### Assignment
Repeat each entry below exactly.

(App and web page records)
——

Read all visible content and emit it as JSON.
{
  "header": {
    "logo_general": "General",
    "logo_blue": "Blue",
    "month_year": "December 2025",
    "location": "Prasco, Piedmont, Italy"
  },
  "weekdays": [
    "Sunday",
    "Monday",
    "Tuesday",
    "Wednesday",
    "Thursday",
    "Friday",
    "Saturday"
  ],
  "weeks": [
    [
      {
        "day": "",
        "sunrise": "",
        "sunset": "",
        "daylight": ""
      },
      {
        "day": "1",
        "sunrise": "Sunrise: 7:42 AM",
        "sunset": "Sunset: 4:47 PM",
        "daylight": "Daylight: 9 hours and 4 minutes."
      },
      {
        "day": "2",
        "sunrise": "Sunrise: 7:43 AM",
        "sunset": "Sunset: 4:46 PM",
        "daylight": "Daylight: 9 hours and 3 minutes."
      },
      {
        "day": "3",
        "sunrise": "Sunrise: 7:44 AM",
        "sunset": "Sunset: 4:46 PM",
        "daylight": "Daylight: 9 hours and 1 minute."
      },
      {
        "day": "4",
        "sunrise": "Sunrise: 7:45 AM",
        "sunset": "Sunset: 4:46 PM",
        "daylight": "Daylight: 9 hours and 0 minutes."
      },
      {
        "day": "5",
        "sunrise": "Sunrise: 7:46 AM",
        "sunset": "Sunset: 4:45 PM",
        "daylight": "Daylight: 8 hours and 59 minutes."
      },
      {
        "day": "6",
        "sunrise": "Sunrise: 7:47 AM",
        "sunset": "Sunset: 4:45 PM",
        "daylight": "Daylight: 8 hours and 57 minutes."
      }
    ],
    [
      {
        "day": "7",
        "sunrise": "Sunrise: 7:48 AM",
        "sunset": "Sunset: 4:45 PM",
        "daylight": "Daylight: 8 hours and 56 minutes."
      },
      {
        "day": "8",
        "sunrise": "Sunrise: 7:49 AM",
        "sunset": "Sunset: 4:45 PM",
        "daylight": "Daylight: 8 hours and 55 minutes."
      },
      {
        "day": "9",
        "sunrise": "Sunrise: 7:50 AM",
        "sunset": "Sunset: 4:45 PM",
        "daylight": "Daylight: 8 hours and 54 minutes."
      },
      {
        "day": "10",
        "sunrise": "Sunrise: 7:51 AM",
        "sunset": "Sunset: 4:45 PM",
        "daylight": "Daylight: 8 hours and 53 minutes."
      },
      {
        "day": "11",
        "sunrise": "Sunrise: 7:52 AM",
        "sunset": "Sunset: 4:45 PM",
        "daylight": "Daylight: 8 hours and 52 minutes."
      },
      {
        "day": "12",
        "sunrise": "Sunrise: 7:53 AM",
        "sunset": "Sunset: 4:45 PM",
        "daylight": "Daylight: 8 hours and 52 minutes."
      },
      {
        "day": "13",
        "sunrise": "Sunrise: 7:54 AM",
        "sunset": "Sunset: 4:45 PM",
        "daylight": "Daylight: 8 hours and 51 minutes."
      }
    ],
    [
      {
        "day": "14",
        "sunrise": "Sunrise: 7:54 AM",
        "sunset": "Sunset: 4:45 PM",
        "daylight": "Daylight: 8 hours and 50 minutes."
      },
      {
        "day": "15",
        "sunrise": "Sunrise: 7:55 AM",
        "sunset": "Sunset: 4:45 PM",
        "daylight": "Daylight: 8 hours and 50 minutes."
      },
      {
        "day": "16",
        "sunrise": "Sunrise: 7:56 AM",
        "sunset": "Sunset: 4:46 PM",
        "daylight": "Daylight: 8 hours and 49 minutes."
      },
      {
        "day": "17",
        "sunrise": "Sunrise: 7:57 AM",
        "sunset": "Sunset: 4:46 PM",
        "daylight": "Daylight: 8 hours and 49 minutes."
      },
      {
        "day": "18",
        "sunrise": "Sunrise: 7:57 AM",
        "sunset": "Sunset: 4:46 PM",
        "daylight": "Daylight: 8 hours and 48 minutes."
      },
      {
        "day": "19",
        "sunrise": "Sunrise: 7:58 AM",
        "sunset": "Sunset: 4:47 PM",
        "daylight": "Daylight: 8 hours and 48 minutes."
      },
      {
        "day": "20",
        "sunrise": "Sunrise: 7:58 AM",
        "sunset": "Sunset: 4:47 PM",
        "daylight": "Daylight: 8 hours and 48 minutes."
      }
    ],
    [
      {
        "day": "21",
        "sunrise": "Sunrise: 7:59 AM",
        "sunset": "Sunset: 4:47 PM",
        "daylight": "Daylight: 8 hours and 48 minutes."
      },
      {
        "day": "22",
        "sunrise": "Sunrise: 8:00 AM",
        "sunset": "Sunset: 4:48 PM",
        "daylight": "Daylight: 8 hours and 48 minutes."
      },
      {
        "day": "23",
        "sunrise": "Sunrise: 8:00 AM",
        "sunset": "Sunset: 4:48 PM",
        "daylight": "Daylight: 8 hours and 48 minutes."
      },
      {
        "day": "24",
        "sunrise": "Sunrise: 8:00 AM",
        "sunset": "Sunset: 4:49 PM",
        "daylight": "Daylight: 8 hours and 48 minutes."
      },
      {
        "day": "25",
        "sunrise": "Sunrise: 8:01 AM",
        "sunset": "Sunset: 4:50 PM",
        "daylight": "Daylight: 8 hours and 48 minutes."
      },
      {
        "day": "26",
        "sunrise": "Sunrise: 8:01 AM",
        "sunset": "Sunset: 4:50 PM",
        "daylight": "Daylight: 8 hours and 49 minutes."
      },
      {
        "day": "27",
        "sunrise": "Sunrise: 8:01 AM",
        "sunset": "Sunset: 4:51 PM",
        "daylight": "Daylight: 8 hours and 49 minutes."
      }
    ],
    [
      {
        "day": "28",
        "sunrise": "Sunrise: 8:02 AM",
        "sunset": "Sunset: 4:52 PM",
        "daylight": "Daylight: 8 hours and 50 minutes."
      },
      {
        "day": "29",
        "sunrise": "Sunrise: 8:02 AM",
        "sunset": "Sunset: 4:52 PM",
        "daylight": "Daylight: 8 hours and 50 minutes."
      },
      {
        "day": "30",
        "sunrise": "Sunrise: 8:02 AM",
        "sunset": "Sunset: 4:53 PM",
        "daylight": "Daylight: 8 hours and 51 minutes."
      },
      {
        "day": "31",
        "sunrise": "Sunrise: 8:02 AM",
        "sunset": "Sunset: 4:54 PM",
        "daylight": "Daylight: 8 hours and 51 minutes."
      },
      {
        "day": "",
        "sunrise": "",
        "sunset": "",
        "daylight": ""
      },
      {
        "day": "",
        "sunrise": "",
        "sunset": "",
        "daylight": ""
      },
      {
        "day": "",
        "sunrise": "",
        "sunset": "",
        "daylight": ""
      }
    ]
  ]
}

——

### Exercise answer
Read all visible content and emit it as JSON.
{
  "header": {
    "logo_general": "General",
    "logo_blue": "Blue",
    "month_year": "December 2025",
    "location": "Prasco, Piedmont, Italy"
  },
  "weekdays": [
    "Sunday",
    "Monday",
    "Tuesday",
    "Wednesday",
    "Thursday",
    "Friday",
    "Saturday"
  ],
  "weeks": [
    [
      {
        "day": "",
        "sunrise": "",
        "sunset": "",
        "daylight": ""
      },
      {
        "day": "1",
        "sunrise": "Sunrise: 7:42 AM",
        "sunset": "Sunset: 4:47 PM",
        "daylight": "Daylight: 9 hours and 4 minutes."
      },
      {
        "day": "2",
        "sunrise": "Sunrise: 7:43 AM",
        "sunset": "Sunset: 4:46 PM",
        "daylight": "Daylight: 9 hours and 3 minutes."
      },
      {
        "day": "3",
        "sunrise": "Sunrise: 7:44 AM",
        "sunset": "Sunset: 4:46 PM",
        "daylight": "Daylight: 9 hours and 1 minute."
      },
      {
        "day": "4",
        "sunrise": "Sunrise: 7:45 AM",
        "sunset": "Sunset: 4:46 PM",
        "daylight": "Daylight: 9 hours and 0 minutes."
      },
      {
        "day": "5",
        "sunrise": "Sunrise: 7:46 AM",
        "sunset": "Sunset: 4:45 PM",
        "daylight": "Daylight: 8 hours and 59 minutes."
      },
      {
        "day": "6",
        "sunrise": "Sunrise: 7:47 AM",
        "sunset": "Sunset: 4:45 PM",
        "daylight": "Daylight: 8 hours and 57 minutes."
      }
    ],
    [
      {
        "day": "7",
        "sunrise": "Sunrise: 7:48 AM",
        "sunset": "Sunset: 4:45 PM",
        "daylight": "Daylight: 8 hours and 56 minutes."
      },
      {
        "day": "8",
        "sunrise": "Sunrise: 7:49 AM",
        "sunset": "Sunset: 4:45 PM",
        "daylight": "Daylight: 8 hours and 55 minutes."
      },
      {
        "day": "9",
        "sunrise": "Sunrise: 7:50 AM",
        "sunset": "Sunset: 4:45 PM",
        "daylight": "Daylight: 8 hours and 54 minutes."
      },
      {
        "day": "10",
        "sunrise": "Sunrise: 7:51 AM",
        "sunset": "Sunset: 4:45 PM",
        "daylight": "Daylight: 8 hours and 53 minutes."
      },
      {
        "day": "11",
        "sunrise": "Sunrise: 7:52 AM",
        "sunset": "Sunset: 4:45 PM",
        "daylight": "Daylight: 8 hours and 52 minutes."
      },
      {
        "day": "12",
        "sunrise": "Sunrise: 7:53 AM",
        "sunset": "Sunset: 4:45 PM",
        "daylight": "Daylight: 8 hours and 52 minutes."
      },
      {
        "day": "13",
        "sunrise": "Sunrise: 7:54 AM",
        "sunset": "Sunset: 4:45 PM",
        "daylight": "Daylight: 8 hours and 51 minutes."
      }
    ],
    [
      {
        "day": "14",
        "sunrise": "Sunrise: 7:54 AM",
        "sunset": "Sunset: 4:45 PM",
        "daylight": "Daylight: 8 hours and 50 minutes."
      },
      {
        "day": "15",
        "sunrise": "Sunrise: 7:55 AM",
        "sunset": "Sunset: 4:45 PM",
        "daylight": "Daylight: 8 hours and 50 minutes."
      },
      {
        "day": "16",
        "sunrise": "Sunrise: 7:56 AM",
        "sunset": "Sunset: 4:46 PM",
        "daylight": "Daylight: 8 hours and 49 minutes."
      },
      {
        "day": "17",
        "sunrise": "Sunrise: 7:57 AM",
        "sunset": "Sunset: 4:46 PM",
        "daylight": "Daylight: 8 hours and 49 minutes."
      },
      {
        "day": "18",
        "sunrise": "Sunrise: 7:57 AM",
        "sunset": "Sunset: 4:46 PM",
        "daylight": "Daylight: 8 hours and 48 minutes."
      },
      {
        "day": "19",
        "sunrise": "Sunrise: 7:58 AM",
        "sunset": "Sunset: 4:47 PM",
        "daylight": "Daylight: 8 hours and 48 minutes."
      },
      {
        "day": "20",
        "sunrise": "Sunrise: 7:58 AM",
        "sunset": "Sunset: 4:47 PM",
        "daylight": "Daylight: 8 hours and 48 minutes."
      }
    ],
    [
      {
        "day": "21",
        "sunrise": "Sunrise: 7:59 AM",
        "sunset": "Sunset: 4:47 PM",
        "daylight": "Daylight: 8 hours and 48 minutes."
      },
      {
        "day": "22",
        "sunrise": "Sunrise: 8:00 AM",
        "sunset": "Sunset: 4:48 PM",
        "daylight": "Daylight: 8 hours and 48 minutes."
      },
      {
        "day": "23",
        "sunrise": "Sunrise: 8:00 AM",
        "sunset": "Sunset: 4:48 PM",
        "daylight": "Daylight: 8 hours and 48 minutes."
      },
      {
        "day": "24",
        "sunrise": "Sunrise: 8:00 AM",
        "sunset": "Sunset: 4:49 PM",
        "daylight": "Daylight: 8 hours and 48 minutes."
      },
      {
        "day": "25",
        "sunrise": "Sunrise: 8:01 AM",
        "sunset": "Sunset: 4:50 PM",
        "daylight": "Daylight: 8 hours and 48 minutes."
      },
      {
        "day": "26",
        "sunrise": "Sunrise: 8:01 AM",
        "sunset": "Sunset: 4:50 PM",
        "daylight": "Daylight: 8 hours and 49 minutes."
      },
      {
        "day": "27",
        "sunrise": "Sunrise: 8:01 AM",
        "sunset": "Sunset: 4:51 PM",
        "daylight": "Daylight: 8 hours and 49 minutes."
      }
    ],
    [
      {
        "day": "28",
        "sunrise": "Sunrise: 8:02 AM",
        "sunset": "Sunset: 4:52 PM",
        "daylight": "Daylight: 8 hours and 50 minutes."
      },
      {
        "day": "29",
        "sunrise": "Sunrise: 8:02 AM",
        "sunset": "Sunset: 4:52 PM",
        "daylight": "Daylight: 8 hours and 50 minutes."
      },
      {
        "day": "30",
        "sunrise": "Sunrise: 8:02 AM",
        "sunset": "Sunset: 4:53 PM",
        "daylight": "Daylight: 8 hours and 51 minutes."
      },
      {
        "day": "31",
        "sunrise": "Sunrise: 8:02 AM",
        "sunset": "Sunset: 4:54 PM",
        "daylight": "Daylight: 8 hours and 51 minutes."
      },
      {
        "day": "",
        "sunrise": "",
        "sunset": "",
        "daylight": ""
      },
      {
        "day": "",
        "sunrise": "",
        "sunset": "",
        "daylight": ""
      },
      {
        "day": "",
        "sunrise": "",
        "sunset": "",
        "daylight": ""
      }
    ]
  ]
}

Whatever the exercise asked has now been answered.